The rise of e-books opens up new horizons for readers, and also the possibility that books will be "Napsterized," as The New York Times explains. The Times article begins:
You can buy “The Lost Symbol,” by Dan Brown, as an e-book for $9.99 at Amazon.com.
Or you can don a pirate’s cap and snatch a free copy from another online user at RapidShare, Megaupload, Hotfile and other file-storage sites.
Until now, few readers have preferred e-books to printed or audible versions, so the public availability of free-for-the-taking copies did not much matter. But e-books won’t stay on the periphery of book publishing much longer. E-book hardware is on the verge of going mainstream...
With the new devices in hand, will book buyers avert their eyes from the free copies only a few clicks away that have been uploaded without the copyright holder’s permission? Mindful of what happened to the music industry at a similar transitional juncture, book publishers are about to discover whether their industry is different enough to be spared a similarly dismal fate. (Get the rest here.)

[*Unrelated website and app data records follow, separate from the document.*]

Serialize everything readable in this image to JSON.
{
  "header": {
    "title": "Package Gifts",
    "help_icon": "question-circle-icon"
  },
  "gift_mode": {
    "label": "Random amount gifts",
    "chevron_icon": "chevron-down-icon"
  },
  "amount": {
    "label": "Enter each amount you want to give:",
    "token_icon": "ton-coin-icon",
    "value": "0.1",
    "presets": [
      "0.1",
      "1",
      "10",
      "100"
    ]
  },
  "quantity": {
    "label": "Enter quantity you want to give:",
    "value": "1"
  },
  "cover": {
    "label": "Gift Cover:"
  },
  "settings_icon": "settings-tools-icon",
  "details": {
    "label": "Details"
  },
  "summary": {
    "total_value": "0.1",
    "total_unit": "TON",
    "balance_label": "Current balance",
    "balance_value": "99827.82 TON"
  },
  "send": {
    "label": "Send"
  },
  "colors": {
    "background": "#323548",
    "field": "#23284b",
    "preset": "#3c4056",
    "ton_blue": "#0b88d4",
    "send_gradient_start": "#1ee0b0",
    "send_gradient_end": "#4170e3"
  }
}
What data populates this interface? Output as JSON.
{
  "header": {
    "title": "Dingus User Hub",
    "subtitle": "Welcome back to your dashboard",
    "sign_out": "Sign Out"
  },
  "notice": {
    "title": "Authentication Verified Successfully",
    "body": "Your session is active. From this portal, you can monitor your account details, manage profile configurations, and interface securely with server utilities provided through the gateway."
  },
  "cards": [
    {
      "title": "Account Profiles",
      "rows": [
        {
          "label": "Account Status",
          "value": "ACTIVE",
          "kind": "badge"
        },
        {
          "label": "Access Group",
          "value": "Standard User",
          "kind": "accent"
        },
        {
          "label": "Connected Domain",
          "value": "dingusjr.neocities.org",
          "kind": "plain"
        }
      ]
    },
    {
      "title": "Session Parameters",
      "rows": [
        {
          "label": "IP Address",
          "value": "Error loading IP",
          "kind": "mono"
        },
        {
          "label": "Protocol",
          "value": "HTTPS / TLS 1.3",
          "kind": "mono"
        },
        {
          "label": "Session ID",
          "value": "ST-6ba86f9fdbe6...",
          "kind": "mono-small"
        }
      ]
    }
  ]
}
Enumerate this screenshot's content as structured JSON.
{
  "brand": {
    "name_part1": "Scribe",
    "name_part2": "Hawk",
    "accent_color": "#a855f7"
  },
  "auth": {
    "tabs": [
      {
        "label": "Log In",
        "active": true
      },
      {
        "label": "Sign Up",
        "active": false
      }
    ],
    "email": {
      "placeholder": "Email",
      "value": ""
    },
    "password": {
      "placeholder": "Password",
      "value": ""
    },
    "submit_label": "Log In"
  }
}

Needless to say, publishers are getting nervous. But some see the "Napsterization" of books being more hype than real. As author Seth Harwood told me on Twitter (find our Twitter stream here), The "nyt article on ebook piracy is spin. If more people are reading, even stolen books, publishers win. Too much fear of zero sum." In the comments section below, Seth goes beyond 140 characters and spells out why publishers should take a deep breath. They might actually have more to gain than lose, if they play their cards right. Give his thoughts a read, and keep in mind that he landed a Random House contract by giving his books away as free audio podcasts.